Do hard times make for better food? The British, we’re told, ended the second world war healthier than they started it, not least because the government directed the food industry to provide maximum nourishment from raw materials. Refining flour until it was white was forbidden. But in eastern Europe, cooking has yet to recover from the 1940s—one of communism’s terrible flaws was, of course, its lack of a cuisine. There’s still only one Michelin star in the former Soviet bloc, in Prague (it’s for Allegro, an Italian joint).
So far Britain’s new recession has been good for food, if not foodies. Prices are down in the supermarkets. In 2007, nearly a quarter of all the money we spent on food went on eating-out and there’s evidence that some of the uglier effects of that boom may be swept away. The mega-chains, responsible for so much bad, over-priced food in the high street, may well be the first to close.
That, at any rate, is Caroline Bennett’s view. She is managing director of Moshi-Moshi, a very small chain of Japanese restaurants. She bought me lunch in her newest venture, Soseki, which has just opened in the gloom of the City, under the Gherkin. Food is served in the omakase fashion, where you get what the chef deems worthy that day, depending on how much you want to spend. This is a good strategy for eating in a recession.
Many of the parents of the high street big names are massively over-leveraged (look at Mitchells & Butlers, owner of All Bar One and Harvester) and the loss of cheap labour from eastern Europe will starve profit margins that were already thin. Their failure could benefit the independents. The story in London this autumn is of high quality, name outlets doing well—Rowley Leigh’s Café des Anglais in Bayswater is just one example.

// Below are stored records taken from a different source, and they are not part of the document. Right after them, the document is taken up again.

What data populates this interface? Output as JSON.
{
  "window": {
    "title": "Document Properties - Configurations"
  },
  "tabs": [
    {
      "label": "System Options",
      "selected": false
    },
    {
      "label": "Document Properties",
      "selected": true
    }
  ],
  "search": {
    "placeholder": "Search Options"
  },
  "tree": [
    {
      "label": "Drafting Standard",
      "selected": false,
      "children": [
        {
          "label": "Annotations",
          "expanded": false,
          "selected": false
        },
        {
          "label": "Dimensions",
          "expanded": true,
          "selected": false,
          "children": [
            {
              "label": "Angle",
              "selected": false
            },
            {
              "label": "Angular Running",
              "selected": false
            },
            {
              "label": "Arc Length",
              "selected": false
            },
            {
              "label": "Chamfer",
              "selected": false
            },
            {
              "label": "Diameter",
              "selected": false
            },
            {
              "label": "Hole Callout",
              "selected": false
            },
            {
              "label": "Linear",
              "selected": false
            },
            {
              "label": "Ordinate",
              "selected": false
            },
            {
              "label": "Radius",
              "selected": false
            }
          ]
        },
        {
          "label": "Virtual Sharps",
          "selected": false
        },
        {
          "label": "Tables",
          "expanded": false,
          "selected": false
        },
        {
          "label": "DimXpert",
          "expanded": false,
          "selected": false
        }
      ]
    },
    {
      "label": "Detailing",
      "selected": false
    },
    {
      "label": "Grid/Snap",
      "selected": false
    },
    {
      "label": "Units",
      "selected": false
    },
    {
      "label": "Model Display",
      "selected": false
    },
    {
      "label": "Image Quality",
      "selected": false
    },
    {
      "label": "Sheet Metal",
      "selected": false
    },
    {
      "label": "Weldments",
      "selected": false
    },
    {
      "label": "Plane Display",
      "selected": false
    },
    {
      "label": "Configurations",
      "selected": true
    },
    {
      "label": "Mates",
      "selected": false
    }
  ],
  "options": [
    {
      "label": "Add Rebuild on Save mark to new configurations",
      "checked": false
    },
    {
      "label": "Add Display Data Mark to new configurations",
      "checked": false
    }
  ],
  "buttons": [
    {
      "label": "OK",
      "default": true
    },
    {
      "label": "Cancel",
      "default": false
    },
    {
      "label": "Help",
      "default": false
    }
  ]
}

And in your own kitchen? It has not been easy to avoid advice on poverty cuisine. All newspapers have handed it out: lauding turnip tops and kale, drooling over grandmother’s ways with a piece of scrag-end. You’d be forgiven for thinking that before we became so unaccountably rich, Britons lived in a waste-not, want-not food heaven, just like smallholder peasants in Tuscany before we got there. I do hate fashionable thrift. There are few things as unattractive as the rich talking about the joys of saving money (see India Knight’s…